## TASK BRIEF
Quote each record exactly, please, leaving none out.

## DATA SHOWN
++++++++++++++++++++
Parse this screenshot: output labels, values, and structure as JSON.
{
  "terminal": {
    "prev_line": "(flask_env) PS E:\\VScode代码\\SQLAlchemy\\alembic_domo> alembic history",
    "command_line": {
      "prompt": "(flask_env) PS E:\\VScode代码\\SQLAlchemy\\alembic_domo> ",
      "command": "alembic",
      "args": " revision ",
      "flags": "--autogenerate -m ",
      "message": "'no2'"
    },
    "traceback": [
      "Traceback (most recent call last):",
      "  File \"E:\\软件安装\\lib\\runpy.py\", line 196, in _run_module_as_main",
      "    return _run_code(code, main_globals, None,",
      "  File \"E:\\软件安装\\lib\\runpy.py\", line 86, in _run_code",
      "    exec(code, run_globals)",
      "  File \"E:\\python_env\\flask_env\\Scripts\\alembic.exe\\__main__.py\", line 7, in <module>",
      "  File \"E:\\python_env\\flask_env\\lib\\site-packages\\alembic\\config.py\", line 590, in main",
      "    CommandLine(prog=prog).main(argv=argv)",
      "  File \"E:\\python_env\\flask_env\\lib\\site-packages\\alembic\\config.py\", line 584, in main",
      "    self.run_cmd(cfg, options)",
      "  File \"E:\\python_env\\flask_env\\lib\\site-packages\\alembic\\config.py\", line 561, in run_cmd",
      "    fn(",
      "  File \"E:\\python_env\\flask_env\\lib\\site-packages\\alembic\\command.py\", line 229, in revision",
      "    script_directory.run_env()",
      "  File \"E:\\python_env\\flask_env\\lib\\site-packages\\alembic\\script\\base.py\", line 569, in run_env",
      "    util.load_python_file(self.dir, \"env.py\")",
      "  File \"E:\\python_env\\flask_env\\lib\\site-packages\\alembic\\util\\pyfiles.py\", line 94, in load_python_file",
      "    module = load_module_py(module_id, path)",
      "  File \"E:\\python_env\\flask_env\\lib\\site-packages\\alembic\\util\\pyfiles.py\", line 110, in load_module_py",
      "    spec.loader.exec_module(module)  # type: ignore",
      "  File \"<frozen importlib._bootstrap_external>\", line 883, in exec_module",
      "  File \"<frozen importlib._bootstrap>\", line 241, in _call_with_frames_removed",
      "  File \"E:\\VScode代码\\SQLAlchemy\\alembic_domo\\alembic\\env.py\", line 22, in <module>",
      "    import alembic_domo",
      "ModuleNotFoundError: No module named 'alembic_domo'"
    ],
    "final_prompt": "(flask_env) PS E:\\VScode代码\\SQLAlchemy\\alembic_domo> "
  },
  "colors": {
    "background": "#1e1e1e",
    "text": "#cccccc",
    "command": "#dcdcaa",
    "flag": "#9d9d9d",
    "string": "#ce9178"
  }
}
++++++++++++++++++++
## ANSWER AREA
Parse this screenshot: output labels, values, and structure as JSON.
{
  "terminal": {
    "prev_line": "(flask_env) PS E:\\VScode代码\\SQLAlchemy\\alembic_domo> alembic history",
    "command_line": {
      "prompt": "(flask_env) PS E:\\VScode代码\\SQLAlchemy\\alembic_domo> ",
      "command": "alembic",
      "args": " revision ",
      "flags": "--autogenerate -m ",
      "message": "'no2'"
    },
    "traceback": [
      "Traceback (most recent call last):",
      "  File \"E:\\软件安装\\lib\\runpy.py\", line 196, in _run_module_as_main",
      "    return _run_code(code, main_globals, None,",
      "  File \"E:\\软件安装\\lib\\runpy.py\", line 86, in _run_code",
      "    exec(code, run_globals)",
      "  File \"E:\\python_env\\flask_env\\Scripts\\alembic.exe\\__main__.py\", line 7, in <module>",
      "  File \"E:\\python_env\\flask_env\\lib\\site-packages\\alembic\\config.py\", line 590, in main",
      "    CommandLine(prog=prog).main(argv=argv)",
      "  File \"E:\\python_env\\flask_env\\lib\\site-packages\\alembic\\config.py\", line 584, in main",
      "    self.run_cmd(cfg, options)",
      "  File \"E:\\python_env\\flask_env\\lib\\site-packages\\alembic\\config.py\", line 561, in run_cmd",
      "    fn(",
      "  File \"E:\\python_env\\flask_env\\lib\\site-packages\\alembic\\command.py\", line 229, in revision",
      "    script_directory.run_env()",
      "  File \"E:\\python_env\\flask_env\\lib\\site-packages\\alembic\\script\\base.py\", line 569, in run_env",
      "    util.load_python_file(self.dir, \"env.py\")",
      "  File \"E:\\python_env\\flask_env\\lib\\site-packages\\alembic\\util\\pyfiles.py\", line 94, in load_python_file",
      "    module = load_module_py(module_id, path)",
      "  File \"E:\\python_env\\flask_env\\lib\\site-packages\\alembic\\util\\pyfiles.py\", line 110, in load_module_py",
      "    spec.loader.exec_module(module)  # type: ignore",
      "  File \"<frozen importlib._bootstrap_external>\", line 883, in exec_module",
      "  File \"<frozen importlib._bootstrap>\", line 241, in _call_with_frames_removed",
      "  File \"E:\\VScode代码\\SQLAlchemy\\alembic_domo\\alembic\\env.py\", line 22, in <module>",
      "    import alembic_domo",
      "ModuleNotFoundError: No module named 'alembic_domo'"
    ],
    "final_prompt": "(flask_env) PS E:\\VScode代码\\SQLAlchemy\\alembic_domo> "
  },
  "colors": {
    "background": "#1e1e1e",
    "text": "#cccccc",
    "command": "#dcdcaa",
    "flag": "#9d9d9d",
    "string": "#ce9178"
  }
}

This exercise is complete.